“Suspending operations at our vital military rotorcraft facilities is a serious step, but a necessary one for the health and safety of our employees and their communities,” said Steve Parker, Boeing’s vertical lift vice president and general manager and Philadelphia site senior executive. “We’re working closely with government and public health officials in the tri-state region. We’re also in contact with our customers, suppliers and other stakeholders affected by this temporary suspension as we assist in the national effort to combat the spread of COVID-19.”
The factory is a major hub of military rotorcraft manufacturing where all or part of the H-47 Chinook for the U.S. Army and international customers, portions of the V-22 Osprey and the new MH-139 Grey Wolf for the Air Force are built.
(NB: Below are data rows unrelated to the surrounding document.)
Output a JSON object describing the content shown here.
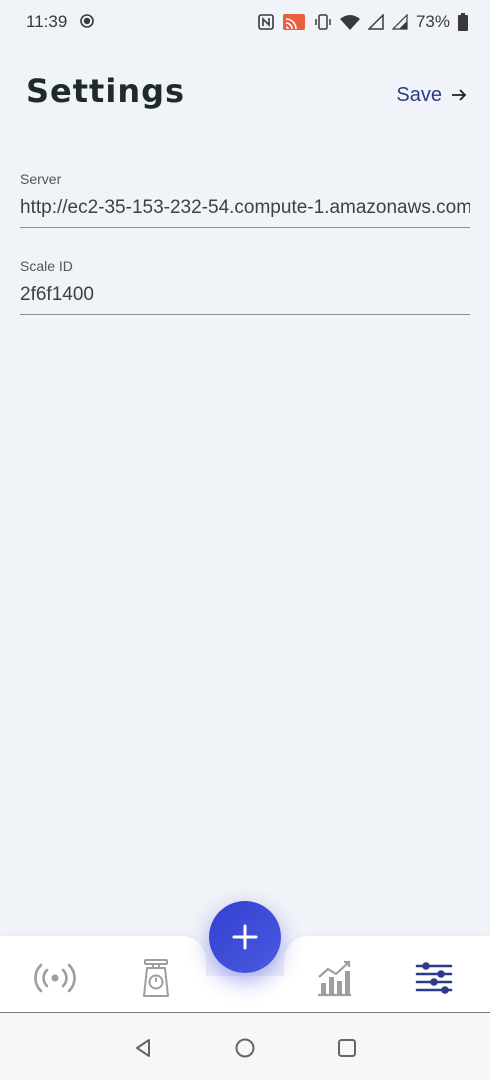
{
  "status_bar": {
    "time": "11:39",
    "battery_percent": "73%",
    "icons": [
      "record-icon",
      "nfc-icon",
      "cast-icon",
      "vibrate-icon",
      "wifi-icon",
      "signal-icon",
      "signal-icon",
      "battery-icon"
    ]
  },
  "header": {
    "title": "Settings",
    "save_label": "Save"
  },
  "fields": {
    "server": {
      "label": "Server",
      "value": "http://ec2-35-153-232-54.compute-1.amazonaws.com"
    },
    "scale_id": {
      "label": "Scale ID",
      "value": "2f6f1400"
    }
  },
  "bottom_nav": {
    "items": [
      {
        "icon": "broadcast-icon",
        "active": false
      },
      {
        "icon": "scale-icon",
        "active": false
      },
      {
        "icon": "add-icon",
        "active": false
      },
      {
        "icon": "chart-icon",
        "active": false
      },
      {
        "icon": "settings-sliders-icon",
        "active": true
      }
    ]
  },
  "colors": {
    "background": "#f0f3f7",
    "accent": "#2d3a8c",
    "fab": "#3f4bd6",
    "cast_icon": "#e8603c",
    "inactive_icon": "#9e9e9e"
  }
}
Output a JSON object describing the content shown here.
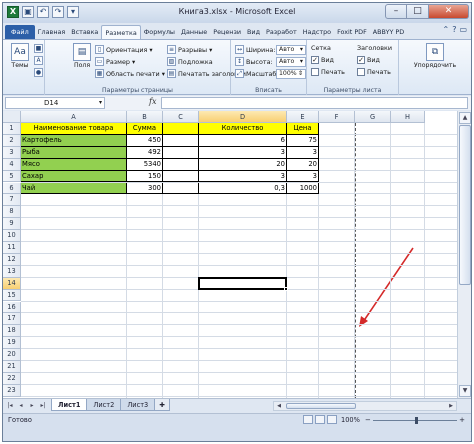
{
  "window": {
    "title": "Книга3.xlsx - Microsoft Excel",
    "qat": [
      "excel-logo-icon",
      "save-icon",
      "undo-icon",
      "redo-icon",
      "customize-icon"
    ],
    "controls": {
      "minimize": "–",
      "maximize": "□",
      "close": "✕"
    }
  },
  "ribbon": {
    "tabs": [
      "Файл",
      "Главная",
      "Вставка",
      "Разметка",
      "Формулы",
      "Данные",
      "Рецензи",
      "Вид",
      "Разработ",
      "Надстро",
      "Foxit PDF",
      "ABBYY PD"
    ],
    "active_tab": "Разметка",
    "themes": {
      "label": "Темы"
    },
    "page_setup": {
      "fields": "Поля",
      "orientation": "Ориентация",
      "size": "Размер",
      "print_area": "Область печати",
      "breaks": "Разрывы",
      "background": "Подложка",
      "print_titles": "Печатать заголовки",
      "group_label": "Параметры страницы"
    },
    "fit": {
      "width_label": "Ширина:",
      "width_value": "Авто",
      "height_label": "Высота:",
      "height_value": "Авто",
      "scale_label": "Масштаб:",
      "scale_value": "100%",
      "group_label": "Вписать"
    },
    "sheet_options": {
      "gridlines": "Сетка",
      "headings": "Заголовки",
      "view": "Вид",
      "print": "Печать",
      "group_label": "Параметры листа"
    },
    "arrange": {
      "label": "Упорядочить"
    }
  },
  "formula_bar": {
    "name_box": "D14",
    "fx": "fx",
    "value": ""
  },
  "grid": {
    "columns": [
      "A",
      "B",
      "C",
      "D",
      "E",
      "F",
      "G",
      "H"
    ],
    "rows": [
      "1",
      "2",
      "3",
      "4",
      "5",
      "6",
      "7",
      "8",
      "9",
      "10",
      "11",
      "12",
      "13",
      "14",
      "15",
      "16",
      "17",
      "18",
      "19",
      "20",
      "21",
      "22",
      "23"
    ],
    "selected_column": "D",
    "selected_row": "14",
    "headers": {
      "name": "Наименование товара",
      "sum": "Сумма",
      "qty": "Количество",
      "price": "Цена"
    },
    "data": [
      {
        "name": "Картофель",
        "sum": "450",
        "qty": "6",
        "price": "75"
      },
      {
        "name": "Рыба",
        "sum": "492",
        "qty": "3",
        "price": "3"
      },
      {
        "name": "Мясо",
        "sum": "5340",
        "qty": "20",
        "price": "20"
      },
      {
        "name": "Сахар",
        "sum": "150",
        "qty": "3",
        "price": "3"
      },
      {
        "name": "Чай",
        "sum": "300",
        "qty": "0,3",
        "price": "1000"
      }
    ]
  },
  "sheets": {
    "tabs": [
      "Лист1",
      "Лист2",
      "Лист3"
    ],
    "active": "Лист1"
  },
  "status": {
    "ready": "Готово",
    "zoom": "100%",
    "zoom_minus": "−",
    "zoom_plus": "+"
  }
}
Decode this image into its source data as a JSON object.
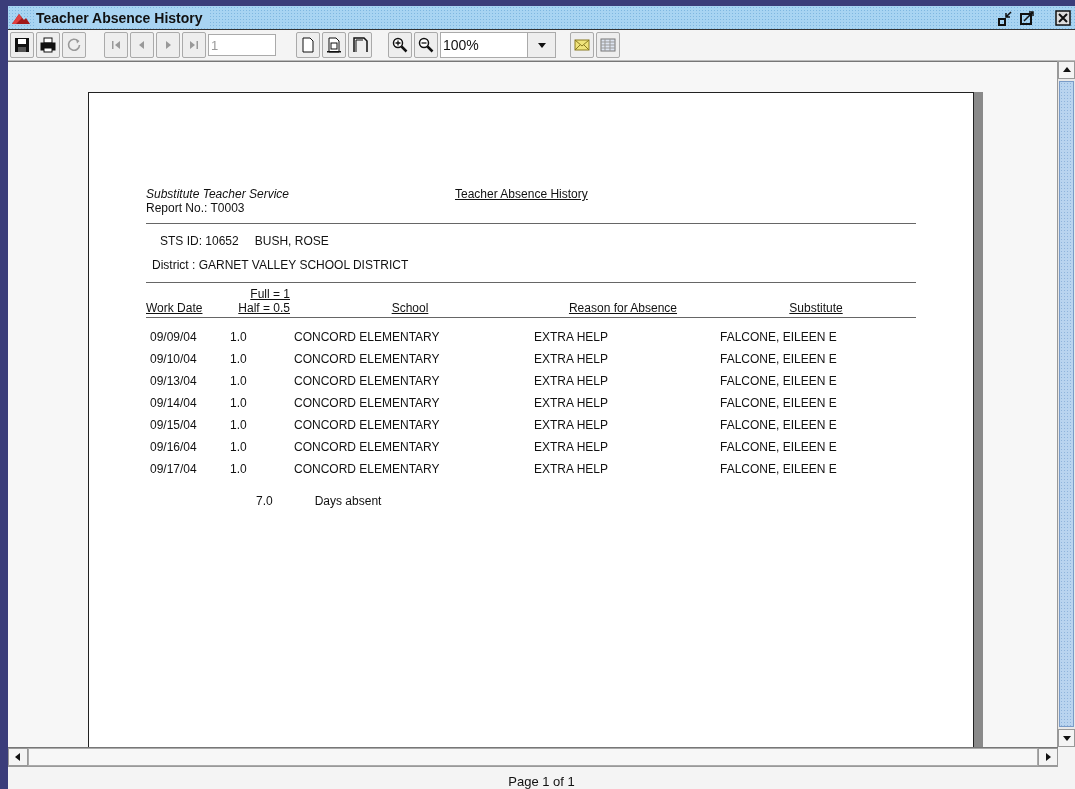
{
  "window": {
    "title": "Teacher Absence History"
  },
  "toolbar": [
    {
      "kind": "save",
      "disabled": false
    },
    {
      "kind": "print",
      "disabled": false
    },
    {
      "kind": "refresh",
      "disabled": true
    },
    {
      "kind": "first",
      "disabled": true
    },
    {
      "kind": "prev",
      "disabled": true
    },
    {
      "kind": "next",
      "disabled": true
    },
    {
      "kind": "last",
      "disabled": true
    }
  ],
  "page_field": {
    "value": "1",
    "disabled": true
  },
  "view_buttons": [
    {
      "kind": "page"
    },
    {
      "kind": "page-width"
    },
    {
      "kind": "whole"
    }
  ],
  "zoom": {
    "value": "100%"
  },
  "export_buttons": [
    {
      "kind": "mail"
    },
    {
      "kind": "table"
    }
  ],
  "report": {
    "organization": "Substitute Teacher Service",
    "report_no": "Report No.: T0003",
    "title": "Teacher Absence History",
    "sts_id": "STS ID: 10652",
    "teacher": "BUSH, ROSE",
    "district": "District : GARNET VALLEY SCHOOL DISTRICT",
    "columns": [
      "Work Date",
      "Full = 1",
      "Half = 0.5",
      "School",
      "Reason for Absence",
      "Substitute"
    ],
    "rows": [
      {
        "date": "09/09/04",
        "amount": "1.0",
        "school": "CONCORD ELEMENTARY",
        "reason": "EXTRA HELP",
        "substitute": "FALCONE, EILEEN E"
      },
      {
        "date": "09/10/04",
        "amount": "1.0",
        "school": "CONCORD ELEMENTARY",
        "reason": "EXTRA HELP",
        "substitute": "FALCONE, EILEEN E"
      },
      {
        "date": "09/13/04",
        "amount": "1.0",
        "school": "CONCORD ELEMENTARY",
        "reason": "EXTRA HELP",
        "substitute": "FALCONE, EILEEN E"
      },
      {
        "date": "09/14/04",
        "amount": "1.0",
        "school": "CONCORD ELEMENTARY",
        "reason": "EXTRA HELP",
        "substitute": "FALCONE, EILEEN E"
      },
      {
        "date": "09/15/04",
        "amount": "1.0",
        "school": "CONCORD ELEMENTARY",
        "reason": "EXTRA HELP",
        "substitute": "FALCONE, EILEEN E"
      },
      {
        "date": "09/16/04",
        "amount": "1.0",
        "school": "CONCORD ELEMENTARY",
        "reason": "EXTRA HELP",
        "substitute": "FALCONE, EILEEN E"
      },
      {
        "date": "09/17/04",
        "amount": "1.0",
        "school": "CONCORD ELEMENTARY",
        "reason": "EXTRA HELP",
        "substitute": "FALCONE, EILEEN E"
      }
    ],
    "total": "7.0",
    "total_label": "Days absent"
  },
  "status_bar": "Page 1 of 1"
}
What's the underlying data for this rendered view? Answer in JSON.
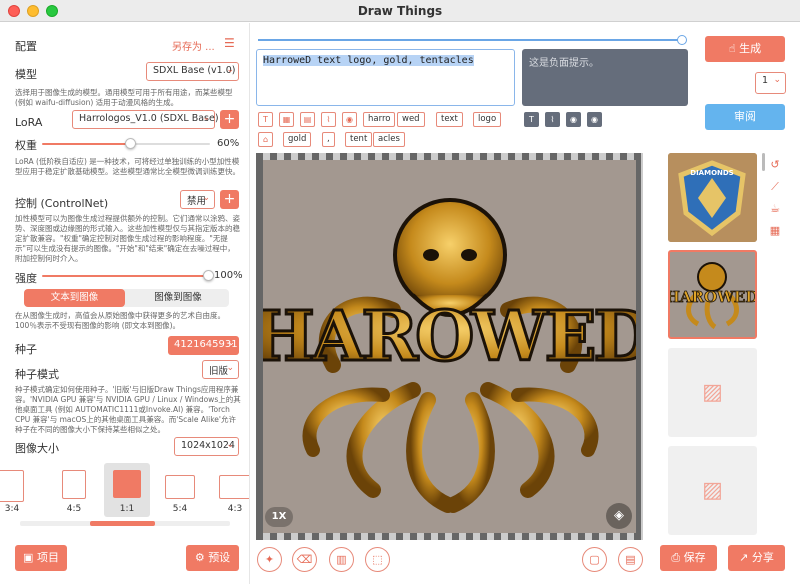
{
  "window": {
    "title": "Draw Things"
  },
  "left": {
    "config_label": "配置",
    "save_as": "另存为 ...",
    "model_label": "模型",
    "model_value": "SDXL Base (v1.0)",
    "model_desc": "选择用于图像生成的模型。通用模型可用于所有用途，而某些模型(例如 waifu-diffusion) 适用于动漫风格的生成。",
    "lora_label": "LoRA",
    "lora_value": "Harrologos_V1.0 (SDXL Base)",
    "weight_label": "权重",
    "weight_value": "60%",
    "weight_fraction": 0.6,
    "lora_desc": "LoRA (低阶秩自适应) 是一种技术，可将经过单独训练的小型加性模型应用于稳定扩散基础模型。这些模型通常比全模型微调训练更快。",
    "control_label": "控制 (ControlNet)",
    "control_value": "禁用",
    "control_desc": "加性模型可以为图像生成过程提供额外的控制。它们通常以涂鸦、姿势、深度图或边缘图的形式输入。这些加性模型仅与其指定版本的稳定扩散兼容。\"权重\"确定控制对图像生成过程的影响程度。\"无提示\"可以生成没有提示的图像。\"开始\"和\"结束\"确定在去噪过程中，附加控制何时介入。",
    "strength_label": "强度",
    "strength_value": "100%",
    "strength_fraction": 1.0,
    "seg_text2img": "文本到图像",
    "seg_img2img": "图像到图像",
    "strength_desc": "在从图像生成时，高值会从原始图像中获得更多的艺术自由度。100％表示不受现有图像的影响 (即文本到图像)。",
    "seed_label": "种子",
    "seed_value": "4121645931",
    "seed_mode_label": "种子模式",
    "seed_mode_value": "旧版",
    "seed_desc": "种子模式确定如何使用种子。'旧版'与旧版Draw Things应用程序兼容。'NVIDIA GPU 兼容'与 NVIDIA GPU / Linux / Windows上的其他桌面工具 (例如 AUTOMATIC1111或Invoke.AI) 兼容。'Torch CPU 兼容'与 macOS上的其他桌面工具兼容。而'Scale Alike'允许种子在不同的图像大小下保持某些相似之处。",
    "image_size_label": "图像大小",
    "image_size_value": "1024x1024",
    "ratios": [
      "3:4",
      "4:5",
      "1:1",
      "5:4",
      "4:3"
    ],
    "project_btn": "项目",
    "preset_btn": "预设"
  },
  "center": {
    "prompt": "HarroweD text logo, gold, tentacles",
    "negative_placeholder": "这是负面提示。",
    "tokens_row1": [
      "harro",
      "wed",
      "text",
      "logo"
    ],
    "tokens_row2": [
      "gold",
      "tent",
      "acles"
    ],
    "token_comma": ",",
    "zoom_label": "1X",
    "logo_text": "HAROWED"
  },
  "right": {
    "generate_btn": "生成",
    "count_value": "1",
    "review_btn": "审阅",
    "save_btn": "保存",
    "share_btn": "分享",
    "badge_text": "DIAMONDS"
  }
}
Boeing is the first major U.S. Army helicopter manufacturer to shutter a production line because of the ongoing coronavirus pandemic. Army aviation leaders recently told reporters that prime contractors showed no signs of disruption and that the economic viability of sub-tier suppliers was the real worry.
As a holder of major U.S. government weapon contracts, Boeing is considered a critical infrastructure business by the Defense and Homeland Security departments and therefore expected to remain open.
Boeing promised “an orderly shutdown consistent with requirements of U.S. and global defense customers. . . . “We are working to minimize the suspension’s impact on the company’s ability to deliver and support critical defense programs.”
Boeing plans to have the facility back up and running by April 20. During the suspension, Boeing will continue to monitor government guidance and actions on COVID-19 and associated impacts on company operations. The company will conduct additional deep cleaning activities at buildings across the site and establish rigorous criteria for return to work.